The answer should be a single number: how many lines of the entries below hold the word "right".

--- SOURCE INFORMATION ---

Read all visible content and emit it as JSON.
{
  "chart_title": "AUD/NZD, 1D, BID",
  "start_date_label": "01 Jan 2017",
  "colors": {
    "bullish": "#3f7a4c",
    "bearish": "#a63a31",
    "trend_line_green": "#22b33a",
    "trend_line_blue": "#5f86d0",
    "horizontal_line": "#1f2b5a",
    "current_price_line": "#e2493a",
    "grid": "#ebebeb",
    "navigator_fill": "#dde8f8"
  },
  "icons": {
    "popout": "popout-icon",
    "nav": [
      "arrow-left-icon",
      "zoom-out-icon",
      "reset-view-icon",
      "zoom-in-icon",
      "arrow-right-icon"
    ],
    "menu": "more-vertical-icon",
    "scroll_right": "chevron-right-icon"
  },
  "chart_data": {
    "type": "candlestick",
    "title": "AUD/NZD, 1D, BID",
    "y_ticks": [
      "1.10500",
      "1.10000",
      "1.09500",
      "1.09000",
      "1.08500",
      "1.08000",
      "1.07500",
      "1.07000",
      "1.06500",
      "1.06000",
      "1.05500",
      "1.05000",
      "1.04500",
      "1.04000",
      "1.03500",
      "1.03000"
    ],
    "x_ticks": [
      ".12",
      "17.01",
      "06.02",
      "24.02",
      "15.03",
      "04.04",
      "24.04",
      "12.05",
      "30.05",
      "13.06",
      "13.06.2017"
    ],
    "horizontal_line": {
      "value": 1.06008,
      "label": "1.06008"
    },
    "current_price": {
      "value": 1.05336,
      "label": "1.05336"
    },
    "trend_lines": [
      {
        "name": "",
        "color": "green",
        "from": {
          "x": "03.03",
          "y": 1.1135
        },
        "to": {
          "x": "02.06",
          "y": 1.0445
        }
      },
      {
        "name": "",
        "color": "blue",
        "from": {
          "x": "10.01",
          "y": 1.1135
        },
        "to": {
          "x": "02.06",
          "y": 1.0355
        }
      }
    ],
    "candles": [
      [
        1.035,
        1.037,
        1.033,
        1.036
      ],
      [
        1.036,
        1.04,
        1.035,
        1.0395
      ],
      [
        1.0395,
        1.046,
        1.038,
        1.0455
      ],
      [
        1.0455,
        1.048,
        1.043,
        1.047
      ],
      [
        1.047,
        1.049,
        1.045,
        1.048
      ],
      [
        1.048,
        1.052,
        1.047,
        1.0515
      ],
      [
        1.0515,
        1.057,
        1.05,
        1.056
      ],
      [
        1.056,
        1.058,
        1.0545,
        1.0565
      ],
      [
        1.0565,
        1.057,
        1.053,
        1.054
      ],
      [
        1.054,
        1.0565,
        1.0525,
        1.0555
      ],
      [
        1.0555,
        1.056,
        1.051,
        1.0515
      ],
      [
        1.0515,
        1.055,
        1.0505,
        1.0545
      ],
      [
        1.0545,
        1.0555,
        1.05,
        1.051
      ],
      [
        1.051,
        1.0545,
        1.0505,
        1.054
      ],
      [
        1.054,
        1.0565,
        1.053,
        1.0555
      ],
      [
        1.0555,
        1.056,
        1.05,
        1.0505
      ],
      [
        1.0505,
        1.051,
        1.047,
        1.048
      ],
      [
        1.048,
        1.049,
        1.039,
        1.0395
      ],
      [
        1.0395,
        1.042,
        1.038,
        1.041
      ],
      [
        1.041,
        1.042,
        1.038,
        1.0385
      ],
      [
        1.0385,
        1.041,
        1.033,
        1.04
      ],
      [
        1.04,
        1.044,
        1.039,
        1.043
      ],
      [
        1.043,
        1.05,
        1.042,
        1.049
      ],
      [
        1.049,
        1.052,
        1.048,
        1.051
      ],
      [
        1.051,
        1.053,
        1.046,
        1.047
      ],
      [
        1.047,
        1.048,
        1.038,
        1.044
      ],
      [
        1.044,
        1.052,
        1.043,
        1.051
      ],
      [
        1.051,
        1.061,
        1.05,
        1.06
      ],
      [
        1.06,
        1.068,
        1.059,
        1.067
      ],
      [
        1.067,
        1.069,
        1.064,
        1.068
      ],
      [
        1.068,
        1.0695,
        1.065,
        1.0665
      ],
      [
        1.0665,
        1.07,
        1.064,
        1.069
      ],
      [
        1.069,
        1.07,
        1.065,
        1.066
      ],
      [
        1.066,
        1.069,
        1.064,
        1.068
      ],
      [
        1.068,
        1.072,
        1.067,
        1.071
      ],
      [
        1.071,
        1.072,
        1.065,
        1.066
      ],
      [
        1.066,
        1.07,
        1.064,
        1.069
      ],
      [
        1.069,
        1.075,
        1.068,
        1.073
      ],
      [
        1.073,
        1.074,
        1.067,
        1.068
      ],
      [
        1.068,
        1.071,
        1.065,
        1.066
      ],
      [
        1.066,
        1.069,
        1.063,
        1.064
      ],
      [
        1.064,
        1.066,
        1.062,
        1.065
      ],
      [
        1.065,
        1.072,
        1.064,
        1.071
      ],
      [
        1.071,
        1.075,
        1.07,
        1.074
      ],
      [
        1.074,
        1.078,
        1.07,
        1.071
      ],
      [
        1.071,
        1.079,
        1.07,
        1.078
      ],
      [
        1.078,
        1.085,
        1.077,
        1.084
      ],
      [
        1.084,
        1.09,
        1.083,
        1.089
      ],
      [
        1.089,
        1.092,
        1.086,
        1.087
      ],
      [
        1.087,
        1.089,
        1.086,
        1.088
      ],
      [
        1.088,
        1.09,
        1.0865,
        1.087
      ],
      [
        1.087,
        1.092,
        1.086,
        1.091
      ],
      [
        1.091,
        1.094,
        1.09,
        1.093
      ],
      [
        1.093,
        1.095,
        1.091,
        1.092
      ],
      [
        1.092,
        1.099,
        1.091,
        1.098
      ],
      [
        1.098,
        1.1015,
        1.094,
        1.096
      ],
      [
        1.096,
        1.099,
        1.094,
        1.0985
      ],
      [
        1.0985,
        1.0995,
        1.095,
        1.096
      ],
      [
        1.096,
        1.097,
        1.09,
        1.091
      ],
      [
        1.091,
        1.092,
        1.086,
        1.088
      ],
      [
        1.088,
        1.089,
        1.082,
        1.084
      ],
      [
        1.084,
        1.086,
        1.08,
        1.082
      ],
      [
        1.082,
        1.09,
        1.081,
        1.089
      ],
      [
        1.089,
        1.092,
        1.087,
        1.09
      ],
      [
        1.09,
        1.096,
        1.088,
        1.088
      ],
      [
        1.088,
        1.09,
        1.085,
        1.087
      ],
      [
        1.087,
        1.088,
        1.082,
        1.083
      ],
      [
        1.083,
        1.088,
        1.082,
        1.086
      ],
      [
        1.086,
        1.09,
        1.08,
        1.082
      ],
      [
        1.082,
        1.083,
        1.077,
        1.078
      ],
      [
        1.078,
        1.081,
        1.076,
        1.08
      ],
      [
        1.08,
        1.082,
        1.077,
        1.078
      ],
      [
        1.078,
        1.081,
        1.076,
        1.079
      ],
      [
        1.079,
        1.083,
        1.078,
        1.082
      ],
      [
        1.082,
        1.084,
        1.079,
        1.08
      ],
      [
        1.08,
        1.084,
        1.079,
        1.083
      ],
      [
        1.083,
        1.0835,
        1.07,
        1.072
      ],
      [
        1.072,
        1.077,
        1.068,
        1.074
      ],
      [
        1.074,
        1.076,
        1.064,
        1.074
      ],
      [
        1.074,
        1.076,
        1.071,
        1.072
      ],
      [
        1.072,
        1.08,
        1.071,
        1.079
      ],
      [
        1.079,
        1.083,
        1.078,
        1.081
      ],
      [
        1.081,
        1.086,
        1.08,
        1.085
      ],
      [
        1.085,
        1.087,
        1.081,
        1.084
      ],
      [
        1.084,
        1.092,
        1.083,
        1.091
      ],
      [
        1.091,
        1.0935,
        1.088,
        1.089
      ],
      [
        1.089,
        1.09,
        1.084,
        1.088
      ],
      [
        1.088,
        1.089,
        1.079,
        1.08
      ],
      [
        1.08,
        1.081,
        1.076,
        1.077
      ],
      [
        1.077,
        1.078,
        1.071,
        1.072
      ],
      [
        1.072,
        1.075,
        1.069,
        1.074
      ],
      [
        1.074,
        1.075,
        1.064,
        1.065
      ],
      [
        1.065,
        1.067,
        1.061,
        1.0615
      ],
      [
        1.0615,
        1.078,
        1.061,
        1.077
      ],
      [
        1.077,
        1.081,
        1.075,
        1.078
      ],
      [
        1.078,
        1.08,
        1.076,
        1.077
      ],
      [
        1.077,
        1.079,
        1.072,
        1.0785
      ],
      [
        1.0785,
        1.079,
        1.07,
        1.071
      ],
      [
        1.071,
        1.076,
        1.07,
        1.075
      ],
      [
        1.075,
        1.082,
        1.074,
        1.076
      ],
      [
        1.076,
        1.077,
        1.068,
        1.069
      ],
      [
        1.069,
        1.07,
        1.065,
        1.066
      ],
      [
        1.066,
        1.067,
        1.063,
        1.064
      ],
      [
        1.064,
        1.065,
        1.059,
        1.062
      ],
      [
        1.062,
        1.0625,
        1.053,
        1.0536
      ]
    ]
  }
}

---

- EXERCISE SOLUTION
2